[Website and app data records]

======

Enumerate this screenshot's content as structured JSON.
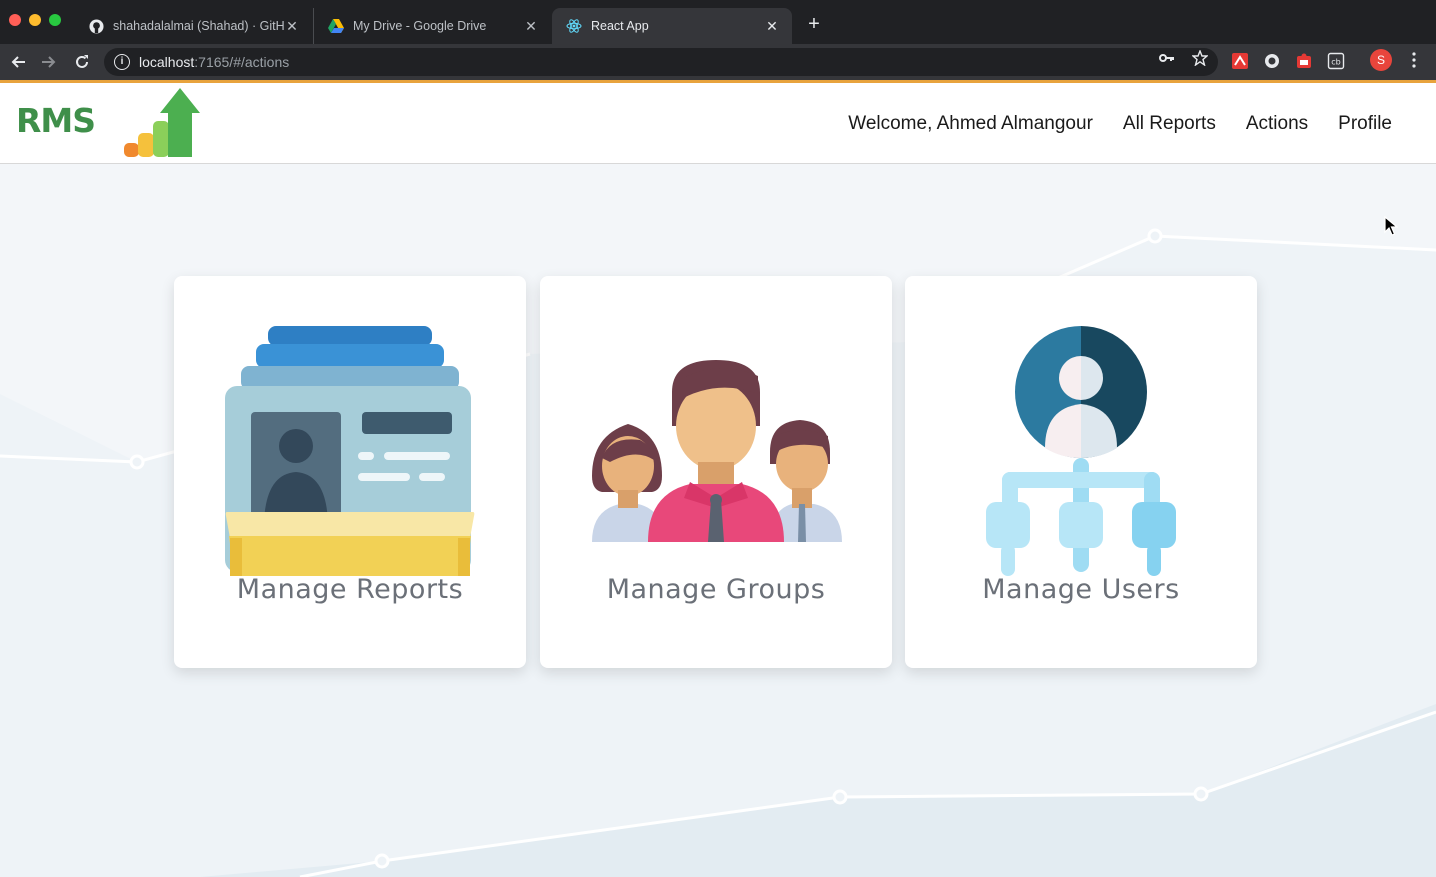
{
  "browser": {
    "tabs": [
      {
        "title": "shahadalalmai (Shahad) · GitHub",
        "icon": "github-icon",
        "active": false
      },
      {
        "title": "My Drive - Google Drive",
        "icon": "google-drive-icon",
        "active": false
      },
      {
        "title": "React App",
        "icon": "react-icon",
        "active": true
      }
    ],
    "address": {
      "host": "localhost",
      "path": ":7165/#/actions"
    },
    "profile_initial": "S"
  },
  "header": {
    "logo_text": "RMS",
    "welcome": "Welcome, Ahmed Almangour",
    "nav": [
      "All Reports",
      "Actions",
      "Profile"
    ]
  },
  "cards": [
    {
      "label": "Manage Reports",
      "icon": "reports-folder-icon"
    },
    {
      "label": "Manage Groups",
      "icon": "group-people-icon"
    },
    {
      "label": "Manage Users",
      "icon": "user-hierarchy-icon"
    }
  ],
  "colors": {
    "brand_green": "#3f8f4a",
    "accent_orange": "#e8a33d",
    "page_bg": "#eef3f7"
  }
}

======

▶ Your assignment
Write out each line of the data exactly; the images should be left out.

▶ Task answer
Enumerate this screenshot's content as structured JSON.
{
  "browser": {
    "tabs": [
      {
        "title": "shahadalalmai (Shahad) · GitHub",
        "icon": "github-icon",
        "active": false
      },
      {
        "title": "My Drive - Google Drive",
        "icon": "google-drive-icon",
        "active": false
      },
      {
        "title": "React App",
        "icon": "react-icon",
        "active": true
      }
    ],
    "address": {
      "host": "localhost",
      "path": ":7165/#/actions"
    },
    "profile_initial": "S"
  },
  "header": {
    "logo_text": "RMS",
    "welcome": "Welcome, Ahmed Almangour",
    "nav": [
      "All Reports",
      "Actions",
      "Profile"
    ]
  },
  "cards": [
    {
      "label": "Manage Reports",
      "icon": "reports-folder-icon"
    },
    {
      "label": "Manage Groups",
      "icon": "group-people-icon"
    },
    {
      "label": "Manage Users",
      "icon": "user-hierarchy-icon"
    }
  ],
  "colors": {
    "brand_green": "#3f8f4a",
    "accent_orange": "#e8a33d",
    "page_bg": "#eef3f7"
  }
}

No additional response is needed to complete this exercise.